December 2002, from Findadeath.com friend, Jimmy, "Just thought you might like to know that Gary Busey, who played Buddy in The Buddy Holly Story, bought one of Buddy's guitars at an auction in New York back in 1990.  I believe he paid about $242,000 for it.  Also The Rock and Roll Hall of Fame bought a pair of his glasses for like $25,000. Hope this is useful.  Thanks, Jimmy.

Findadeath.com friend, Graham Pugh, sent me this wonderful rock from the accident scene, that I will treasure forever. 

 Thank you so much, Graham.

UPDATE, February 2003, from Findadeath friend, Dennis Young:

I just read the American Pie piece, and saw the Buddy Holly glasses in the Los Angeles Hard Rock cafe. They are there with Elvis's glasses and a microphone from one of them too.
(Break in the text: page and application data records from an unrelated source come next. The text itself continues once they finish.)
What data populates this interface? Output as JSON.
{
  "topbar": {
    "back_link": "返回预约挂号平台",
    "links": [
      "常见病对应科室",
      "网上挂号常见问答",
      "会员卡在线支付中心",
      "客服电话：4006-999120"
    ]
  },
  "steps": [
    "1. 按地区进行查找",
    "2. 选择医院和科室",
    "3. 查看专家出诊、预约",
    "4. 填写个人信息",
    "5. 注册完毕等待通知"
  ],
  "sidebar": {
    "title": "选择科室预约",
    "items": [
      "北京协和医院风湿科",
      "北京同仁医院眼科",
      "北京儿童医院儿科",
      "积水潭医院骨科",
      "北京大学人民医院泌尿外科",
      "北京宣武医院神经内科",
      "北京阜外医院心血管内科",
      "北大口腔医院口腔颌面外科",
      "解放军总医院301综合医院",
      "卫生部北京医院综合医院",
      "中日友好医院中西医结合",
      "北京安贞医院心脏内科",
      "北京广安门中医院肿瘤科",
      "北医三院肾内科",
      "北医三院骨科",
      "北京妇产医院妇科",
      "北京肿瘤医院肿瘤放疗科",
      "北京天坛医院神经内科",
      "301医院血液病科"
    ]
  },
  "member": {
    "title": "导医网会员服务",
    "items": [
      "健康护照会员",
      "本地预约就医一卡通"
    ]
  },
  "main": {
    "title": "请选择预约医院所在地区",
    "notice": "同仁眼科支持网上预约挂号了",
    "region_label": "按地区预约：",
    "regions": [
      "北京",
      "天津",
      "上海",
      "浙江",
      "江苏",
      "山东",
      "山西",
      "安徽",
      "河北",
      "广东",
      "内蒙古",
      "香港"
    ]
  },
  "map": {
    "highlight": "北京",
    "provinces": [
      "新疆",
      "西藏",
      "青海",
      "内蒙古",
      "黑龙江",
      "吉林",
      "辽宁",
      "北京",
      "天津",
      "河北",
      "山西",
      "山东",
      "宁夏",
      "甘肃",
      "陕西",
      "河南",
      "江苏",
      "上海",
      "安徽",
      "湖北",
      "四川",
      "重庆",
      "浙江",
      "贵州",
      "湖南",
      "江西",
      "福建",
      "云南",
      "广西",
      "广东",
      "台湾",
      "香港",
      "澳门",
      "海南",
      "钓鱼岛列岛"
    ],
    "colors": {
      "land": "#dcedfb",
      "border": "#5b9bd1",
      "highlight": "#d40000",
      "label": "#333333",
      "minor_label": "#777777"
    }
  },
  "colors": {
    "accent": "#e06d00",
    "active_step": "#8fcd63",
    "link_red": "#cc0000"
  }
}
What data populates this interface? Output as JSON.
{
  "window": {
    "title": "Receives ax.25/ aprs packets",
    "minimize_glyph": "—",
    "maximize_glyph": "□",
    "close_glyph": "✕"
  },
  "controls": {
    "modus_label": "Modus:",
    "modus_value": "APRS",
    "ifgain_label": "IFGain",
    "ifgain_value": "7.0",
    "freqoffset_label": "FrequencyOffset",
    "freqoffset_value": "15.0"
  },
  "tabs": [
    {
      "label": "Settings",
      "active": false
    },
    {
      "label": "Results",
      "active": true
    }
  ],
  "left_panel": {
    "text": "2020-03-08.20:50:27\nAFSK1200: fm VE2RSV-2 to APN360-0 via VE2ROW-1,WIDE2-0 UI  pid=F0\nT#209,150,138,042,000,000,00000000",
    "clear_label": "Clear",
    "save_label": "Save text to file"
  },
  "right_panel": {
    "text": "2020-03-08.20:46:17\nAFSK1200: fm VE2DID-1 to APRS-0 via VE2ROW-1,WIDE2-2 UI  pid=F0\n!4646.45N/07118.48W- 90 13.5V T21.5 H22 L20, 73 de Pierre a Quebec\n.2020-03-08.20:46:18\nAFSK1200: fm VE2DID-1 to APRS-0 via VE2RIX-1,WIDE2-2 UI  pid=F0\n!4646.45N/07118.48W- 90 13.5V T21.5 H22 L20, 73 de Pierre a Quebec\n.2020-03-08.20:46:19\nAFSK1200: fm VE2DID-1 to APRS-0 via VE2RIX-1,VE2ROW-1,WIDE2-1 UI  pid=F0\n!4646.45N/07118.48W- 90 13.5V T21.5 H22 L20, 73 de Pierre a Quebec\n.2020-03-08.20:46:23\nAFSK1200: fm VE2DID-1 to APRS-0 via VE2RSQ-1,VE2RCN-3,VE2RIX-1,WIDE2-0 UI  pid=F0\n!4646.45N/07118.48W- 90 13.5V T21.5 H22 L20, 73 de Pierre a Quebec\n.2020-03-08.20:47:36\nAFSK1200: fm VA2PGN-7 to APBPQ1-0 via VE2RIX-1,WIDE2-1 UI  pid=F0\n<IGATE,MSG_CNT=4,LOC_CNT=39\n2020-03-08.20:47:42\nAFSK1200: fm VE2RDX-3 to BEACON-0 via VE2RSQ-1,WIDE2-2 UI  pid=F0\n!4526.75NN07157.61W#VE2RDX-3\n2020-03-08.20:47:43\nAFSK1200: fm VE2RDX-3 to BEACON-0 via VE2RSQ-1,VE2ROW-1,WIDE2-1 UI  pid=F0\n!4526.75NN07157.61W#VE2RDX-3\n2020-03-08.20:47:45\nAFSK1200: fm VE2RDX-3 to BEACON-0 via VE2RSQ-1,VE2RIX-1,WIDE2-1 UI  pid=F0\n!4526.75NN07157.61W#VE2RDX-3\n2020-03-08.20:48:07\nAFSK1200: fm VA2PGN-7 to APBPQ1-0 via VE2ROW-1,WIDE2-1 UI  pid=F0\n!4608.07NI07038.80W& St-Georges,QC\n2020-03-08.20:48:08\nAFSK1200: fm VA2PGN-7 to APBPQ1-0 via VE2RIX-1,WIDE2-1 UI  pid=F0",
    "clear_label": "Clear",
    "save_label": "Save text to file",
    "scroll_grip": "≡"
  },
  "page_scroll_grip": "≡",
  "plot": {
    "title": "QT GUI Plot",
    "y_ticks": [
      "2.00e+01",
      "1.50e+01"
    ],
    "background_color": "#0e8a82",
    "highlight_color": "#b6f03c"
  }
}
If they aren't in that HR cafe, then go to Vegas as I know I've seen them, and those are the only two HR cafes I've been to. Natalie from Pittsburgh.

June 2012 Friend, Kevin Workman, sends this:  I was just in Lubbock this weekend visiting from Houston.  I went to the BUDDY HOLLY MUSIC CENTER which is a museum dedicated to Buddy and his music in a renovated Lubbock rail station.  Inside is a display of the actual glasses Buddy was wearing when his plane crashed.  As noted in your story of him, they were find in 1980 in an evidence room and returned to the family.  Here is a picture of the glasses on display at the Center.

UPDATE February 2005, from Findadeath friend, Susan:

 I stumbled across your site last week and am fascinated.  I wondered if you knew that Paul McCartney owns the publishing rights to the Buddy Holly catalogue of songs.  Also, the Beatles got the idea for their group name from Buddy Holly and the Crickets, and the British group The Hollies ("Long Cool Woman", "Bus Stop", etc.) named themselves after him as well.  No matter what Don McLean says, the music never died.